It was Pickering who informed Kersnar that Nemo, now nearing the end of his life, appears in Verne’s “Mysterious Island,” a sequel to “20,000 Leagues,” where his back-story is revealed, a fact that proved to be the adaptors’ way into the story. (Nemo is an Indian prince who fought against Indian oppressors and whose family was destroyed in the Indian Rebellion of 1857.)

“The back story really spoke to the here and now. We really wanted to restore the social justice that Verne was speaking to over 150 years ago,” Kersnar recalls. “At its heart this is a very human story about someone who feels that he had to make choices based on traumas in his life and based on his desire to help those he saw as the downtrodden. Now he’s asking the question ‘Did I cause more harm than good?’”

Lookingglass’ “20,000 Leagues” also features many surprising visual elements, something that Lookingglass audiences have come to expect in this type of action-filled production.

“David approaches it in exactly the right way,” Pickering says adding with a laugh, “Let’s not do what everybody expects us to do. Let’s get as far away from that as we can.”

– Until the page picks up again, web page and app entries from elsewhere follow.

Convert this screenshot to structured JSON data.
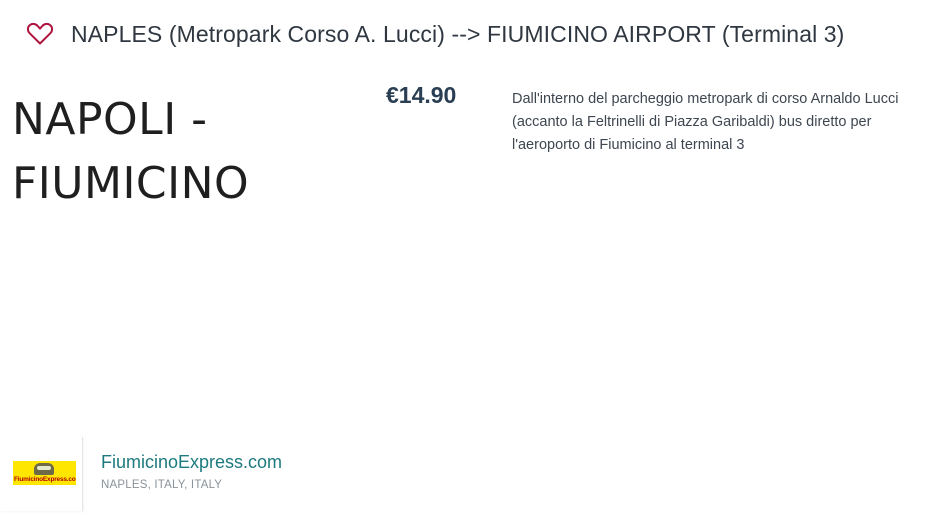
{
  "product": {
    "favorite_icon": "heart-outline-icon",
    "title": "NAPLES (Metropark Corso A. Lucci) --> FIUMICINO AIRPORT (Terminal 3)",
    "cover_line1": "NAPOLI -",
    "cover_line2": "FIUMICINO",
    "price": "€14.90",
    "description": "Dall'interno del parcheggio metropark di corso Arnaldo Lucci (accanto la Feltrinelli di Piazza Garibaldi) bus diretto per l'aeroporto di Fiumicino al terminal 3"
  },
  "vendor": {
    "logo_text": "FiumicinoExpress.com",
    "name": "FiumicinoExpress.com",
    "location": "NAPLES, ITALY, ITALY"
  },
  "colors": {
    "heart": "#b0123e",
    "title": "#2f3740",
    "price": "#2a3e54",
    "vendor_link": "#1d7a7e",
    "logo_bg": "#ffe600"
  }
}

The action includes physical elements (circus choreography by Sylvia Hernandez-Distasi) and chain and rope rigging (mastered by Isaac Schoepp) for several stage surprises.

“We are lifting the heaviest and largest object in Lookingglass history,” Kersnar says mysteriously refusing to give anything away. “I think the fact that it’s happening in our little theater is just brilliant.”

The set design features puppets created by Blair Thomas, Tom Lee and Chris Wooten and costumes by Sully Ratke including some otherworldly undersea diving suits.

“I was interested in creating these strange sea creatures that move slowly in the water world,” Ratke says. “With glowing lights on their chests and masks, we distort the proportion, tall heads, long necks.”

Kersnar allowed his design team to “turn it up to full blast,” which turned the creative process into an exciting challenge, says Ratke.

“It’s been an adventure for all of us,” she says. “Much of the time all the designers were in the room at the same time which doesn’t usually happen. There’s a cohesion here that’s really exciting. It feels like we’re uncovering pirate’s treasure at the bottom of the sea.”

Mary Houlihan is a local freelance writer.